While such omissions are always going to be inevitable, 2011's big hype James Blake also having been excluded, it would be more appropriate to concentrate on the wealth of talent those trustworthy folks at Rough Trade have assembled here. Because 'Rough Trade Shops Electronica 11' is a must-have collection, particularly for anyone whose collection is still coming to terms with the rise of electronic-based artists these past twelve months. While not wishing to add any more disdain to the wealth of criticism already cast towards guitar orientated bands, it would be wrong to suggest the real spout of creativity in music has laid at the hands of those willing to embrace technology rather than repeat the tried and tested traditional rock and roll adage ad infinitum.
That said, there are elements of retro here.

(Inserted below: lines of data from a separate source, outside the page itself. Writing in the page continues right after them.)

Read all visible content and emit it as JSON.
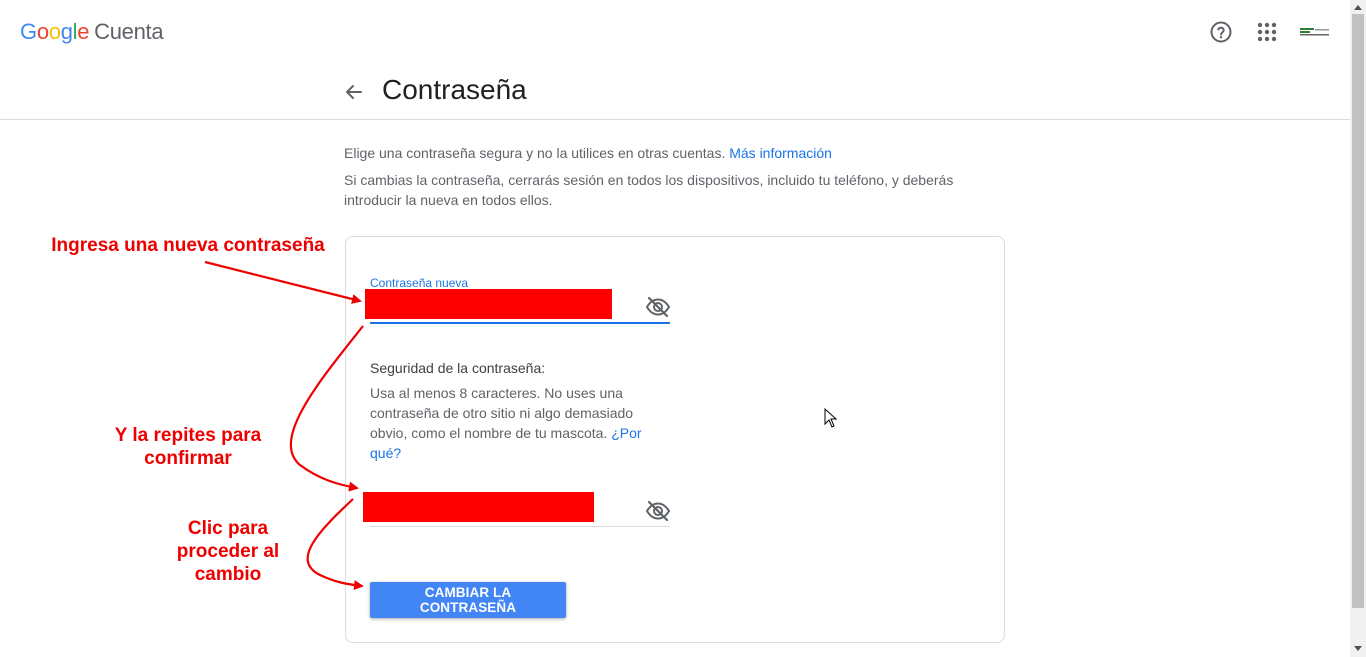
{
  "header": {
    "logo_brand": "Google",
    "logo_product": "Cuenta"
  },
  "page": {
    "title": "Contraseña"
  },
  "intro": {
    "line1": "Elige una contraseña segura y no la utilices en otras cuentas.",
    "line1_link": "Más información",
    "line2": "Si cambias la contraseña, cerrarás sesión en todos los dispositivos, incluido tu teléfono, y deberás introducir la nueva en todos ellos."
  },
  "form": {
    "new_password_label": "Contraseña nueva",
    "strength_heading": "Seguridad de la contraseña:",
    "strength_text": "Usa al menos 8 caracteres. No uses una contraseña de otro sitio ni algo demasiado obvio, como el nombre de tu mascota.",
    "strength_link": "¿Por qué?",
    "submit_label": "CAMBIAR LA CONTRASEÑA"
  },
  "annotations": {
    "a1": "Ingresa una nueva contraseña",
    "a2_line1": "Y la repites para",
    "a2_line2": "confirmar",
    "a3_line1": "Clic para",
    "a3_line2": "proceder al",
    "a3_line3": "cambio",
    "color": "#ee0000"
  },
  "icons": {
    "help": "help-circle-icon",
    "apps": "apps-grid-icon",
    "back": "arrow-back-icon",
    "visibility": "eye-off-icon"
  },
  "colors": {
    "accent": "#1a73e8",
    "button": "#4285f4",
    "redaction": "#ff0000"
  }
}
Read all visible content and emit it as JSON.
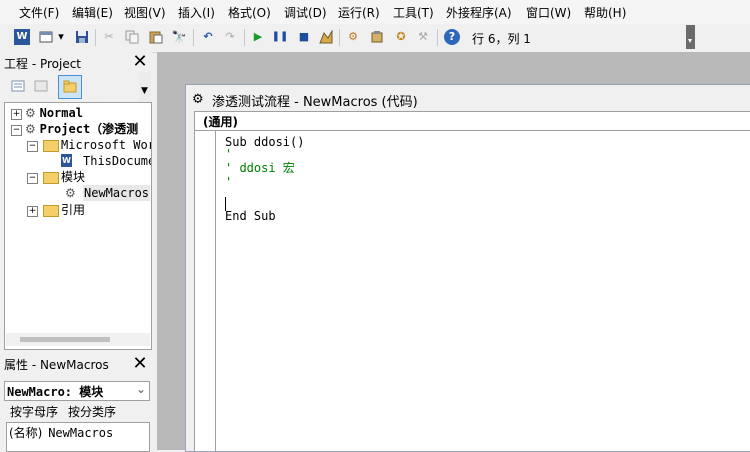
{
  "menu": [
    "文件(F)",
    "编辑(E)",
    "视图(V)",
    "插入(I)",
    "格式(O)",
    "调试(D)",
    "运行(R)",
    "工具(T)",
    "外接程序(A)",
    "窗口(W)",
    "帮助(H)"
  ],
  "toolbar": {
    "position": "行 6，列 1"
  },
  "project": {
    "title": "工程 - Project",
    "tree": {
      "normal": "Normal",
      "project": "Project（渗透测",
      "word_objects": "Microsoft Wor",
      "this_document": "ThisDocume",
      "modules": "模块",
      "newmacros": "NewMacros",
      "references": "引用"
    }
  },
  "properties": {
    "title": "属性 - NewMacros",
    "selected": "NewMacro: 模块",
    "tabs": [
      "按字母序",
      "按分类序"
    ],
    "row_name": "(名称)",
    "row_value": "NewMacros"
  },
  "code_window": {
    "title": "渗透测试流程 - NewMacros (代码)",
    "object": "(通用)",
    "lines": [
      "Sub ddosi()",
      "'",
      "' ddosi 宏",
      "'",
      "",
      "End Sub"
    ]
  },
  "colors": {
    "comment": "#008000",
    "mdi_background": "#b9b9b9"
  }
}
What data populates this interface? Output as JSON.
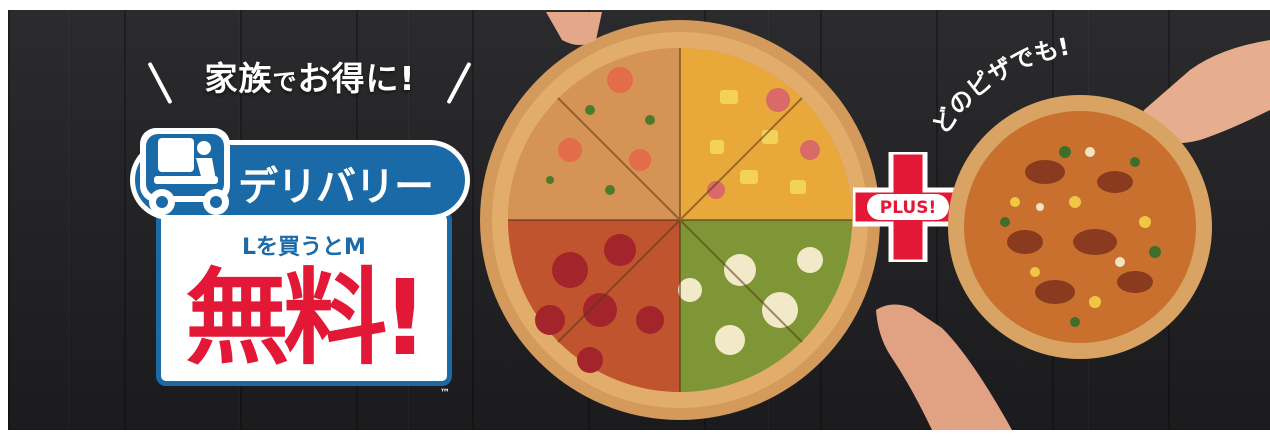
{
  "banner": {
    "tagline": {
      "part1": "家族",
      "part2": "で",
      "part3": "お得に!"
    },
    "logo": {
      "service_label": "デリバリー",
      "offer_line": "Lを買うとM",
      "free_label": "無料!",
      "trademark": "™"
    },
    "plus_badge": "PLUS!",
    "any_pizza_text": "どのピザでも!",
    "colors": {
      "brand_blue": "#1b6aa8",
      "brand_red": "#e31837",
      "background": "#252527"
    }
  }
}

Ayshay's 'WARN-U' isn't a million miles away from Visage's 1980 breakthrough hit 'Fade To Grey', while John Maus, whose 'Head For The Country' from last year's critically acclaimed 'We Must Become The Pitiless Censors Of Ourselves' is included here, sounds like Ariel Pink fronting Kraftwerk. In a frightfully good way of course.
It's the more diverse elements of '.Electronic 11' that really stand out though. Nicolas Jaar's criminally underrated 'Space Is Only Noise If You Can See' from his similarly named album mixes the haunting diatribes of Suicide with the psychedelic sci-fi of Fuxa. Shackleton and King Midas Sound conspire on the awkward Death Dub Remix of 'Deadman' to bring the more obtuse elements of Kingston's legendary Studio One into the twenty-first century. And so it continues throughout the rest of 'Rough Trade Shops Electronic 11'.
Azari & III and Modeselektor both hark back to a time when Lidell Townsell and Gerald Simpson were busy pioneering the then unknown acid house craze towards the back end of the 1980s. Death Grips and Sensational meanwhile mix hip-hop's old skool vibe with a futuristic twist that sounds neither dated nor comprised in any way, shape or form. Emeralds mainman Mark McGuire contributes the haunting 'Alma (reprise)/Chances Are' while the Depeche Mode influenced 'Twin Stars' by Dublin's Solar Bears and the elementary clicks and bleeps on Ben Frost's 'O God Protect Me' make for an exhilarating closedown.
Overall, there's little to find fault with here. Even the bizarre 15-second interlude 'Pop Is Dead' by Anne-James Chaton fits in a perverse kind of way. For the measly sum of ten pounds 'Rough Trade Shops Electronic 11' is a worthwhile investment for anyone's collection, although we'd probably go one further and urge you to buy at least half the albums these songs have been borrowed from. I guarantee you won't be disappointed.